Up to around 5,000 jobs are under threat at Upper Crust and Caffe Ritazza owner SSP amid a shake-up following plunging passengers numbers at railway stations and airports due to the coronavirus pandemic.
The group warned it expects to open only around a fifth of its sites in the UK by the autumn as travel is set to remain at very low levels amid the Covid-19 crisis.
It has launched a consultation on a restructure to “simplify and reshape” the business in the face of the pandemic, which it said could lead to more than half of its 9,000-strong peak season workforce being axed.
The group said head office and UK staff would be affected by the cuts.
Rail union RMT said the “savage” job cuts highlight the need for the Government to step in and help the rail sector and support services amid the coronavirus crisis.
SSP chief executive Simon Smith said: “In the UK the pace of the recovery continues to be slow.
“In response to this, we are now taking further action to protect the business and create the right base from which to rebuild our operations.
“Regrettably, we are starting a collective consultation which will affect our UK colleagues.
“These are extremely difficult decisions, and our main priority will be to conduct the process carefully and fairly.”
SSP has around 570 sites across 130 airport and railway stations in the UK and Ireland, but also has operations in 35 countries worldwide.
It runs travel sites for chains such as Burger King, M&S Simply Food and Starbucks, while it also has its own brands including Millie’s and Upper Crust.

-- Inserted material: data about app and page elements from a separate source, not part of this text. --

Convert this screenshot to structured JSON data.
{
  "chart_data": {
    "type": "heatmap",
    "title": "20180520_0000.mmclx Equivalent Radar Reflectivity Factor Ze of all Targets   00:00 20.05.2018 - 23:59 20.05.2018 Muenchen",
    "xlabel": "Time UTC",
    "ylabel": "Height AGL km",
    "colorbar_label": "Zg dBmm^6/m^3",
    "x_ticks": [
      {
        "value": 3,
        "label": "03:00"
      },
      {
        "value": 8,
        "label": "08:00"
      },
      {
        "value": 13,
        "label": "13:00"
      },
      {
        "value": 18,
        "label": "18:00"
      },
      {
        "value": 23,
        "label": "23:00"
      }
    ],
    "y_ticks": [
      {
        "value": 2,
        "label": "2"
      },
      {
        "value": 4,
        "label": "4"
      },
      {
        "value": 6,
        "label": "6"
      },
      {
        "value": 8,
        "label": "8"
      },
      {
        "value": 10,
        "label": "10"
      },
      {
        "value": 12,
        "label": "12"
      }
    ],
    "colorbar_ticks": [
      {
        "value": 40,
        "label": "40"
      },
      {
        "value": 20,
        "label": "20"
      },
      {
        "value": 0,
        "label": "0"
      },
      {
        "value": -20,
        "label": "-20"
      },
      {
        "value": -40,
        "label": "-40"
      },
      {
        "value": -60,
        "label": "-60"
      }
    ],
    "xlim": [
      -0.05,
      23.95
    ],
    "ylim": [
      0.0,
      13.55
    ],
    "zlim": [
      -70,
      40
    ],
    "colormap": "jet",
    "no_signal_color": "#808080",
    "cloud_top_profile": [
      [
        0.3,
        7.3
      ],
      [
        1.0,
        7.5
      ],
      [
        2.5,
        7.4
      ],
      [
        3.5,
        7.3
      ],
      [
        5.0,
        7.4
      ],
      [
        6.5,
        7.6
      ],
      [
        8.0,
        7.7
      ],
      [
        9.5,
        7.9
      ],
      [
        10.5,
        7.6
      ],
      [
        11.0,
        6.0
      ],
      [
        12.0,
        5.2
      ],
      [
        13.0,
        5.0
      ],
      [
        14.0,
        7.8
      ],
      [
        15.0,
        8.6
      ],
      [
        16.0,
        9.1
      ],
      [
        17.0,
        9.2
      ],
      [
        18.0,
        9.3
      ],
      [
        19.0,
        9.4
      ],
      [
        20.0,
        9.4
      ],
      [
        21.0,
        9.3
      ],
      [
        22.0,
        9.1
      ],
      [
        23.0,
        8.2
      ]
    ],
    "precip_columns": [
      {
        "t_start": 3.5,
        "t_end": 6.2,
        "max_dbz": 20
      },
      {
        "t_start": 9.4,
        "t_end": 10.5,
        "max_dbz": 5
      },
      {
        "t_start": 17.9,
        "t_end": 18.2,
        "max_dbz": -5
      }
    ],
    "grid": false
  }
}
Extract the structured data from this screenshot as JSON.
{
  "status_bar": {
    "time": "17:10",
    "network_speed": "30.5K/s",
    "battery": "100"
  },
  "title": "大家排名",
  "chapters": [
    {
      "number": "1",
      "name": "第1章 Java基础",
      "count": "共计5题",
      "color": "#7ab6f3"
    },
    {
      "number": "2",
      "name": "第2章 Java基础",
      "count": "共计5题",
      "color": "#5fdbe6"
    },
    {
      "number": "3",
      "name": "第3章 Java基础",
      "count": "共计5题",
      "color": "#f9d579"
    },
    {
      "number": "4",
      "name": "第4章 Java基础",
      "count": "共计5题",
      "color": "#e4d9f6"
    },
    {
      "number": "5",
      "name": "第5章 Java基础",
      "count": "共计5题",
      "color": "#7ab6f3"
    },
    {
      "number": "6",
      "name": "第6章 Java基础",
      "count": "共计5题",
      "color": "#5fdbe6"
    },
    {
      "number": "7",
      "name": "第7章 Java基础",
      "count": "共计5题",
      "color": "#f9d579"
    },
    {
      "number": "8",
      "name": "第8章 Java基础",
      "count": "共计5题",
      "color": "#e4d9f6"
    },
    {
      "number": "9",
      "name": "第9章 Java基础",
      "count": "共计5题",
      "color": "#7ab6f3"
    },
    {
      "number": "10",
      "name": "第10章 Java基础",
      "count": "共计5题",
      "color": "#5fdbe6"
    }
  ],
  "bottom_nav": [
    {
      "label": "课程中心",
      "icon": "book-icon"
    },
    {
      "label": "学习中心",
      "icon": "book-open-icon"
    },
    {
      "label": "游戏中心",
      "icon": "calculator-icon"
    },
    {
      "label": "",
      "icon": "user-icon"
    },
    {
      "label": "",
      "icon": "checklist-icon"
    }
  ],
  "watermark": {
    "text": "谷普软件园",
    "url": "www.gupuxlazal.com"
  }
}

The firm has so far not launched any “material” restructuring in its other global operations, as it believes there will be a faster bounce back outside the UK.
SSP has seen sales almost entirely wiped out in April and May, down around 95% and, despite a slight recovery in June, revenues were still around 90% lower last month.
It recently warned over operating losses of up to £250 million for the second half of its financial year.
The firm said despite some tentative signs of a recovery in the travel sector, rail passenger numbers still remain around 85% lower than a year earlier and the air sector has stayed largely closed until recently.
It believes that short-haul air travel may see a limited pick-up in July thanks to so-called air bridges between countries over the summer holiday season, but it does not expect a meaningful pick-up in airport and train passenger numbers.
Mr Smith said: “The objective of the action that we are proposing today is to ensure that we manage through this pandemic, rebuild our business as demand recovers and, in time, deliver long term sustainable growth for the benefit of all our stakeholders.”
He added the group will keep open the possibility of opening more sites if it sees sales improve over the summer.
Mick Lynch, assistant general secretary at rail union RMT, said the “savage job cuts shows that support services across the rail industry are facing a real crisis in the months ahead which will hammer both the workforce and those who rely on their facilities if the Government doesn’t intervene as the lockdown eases”.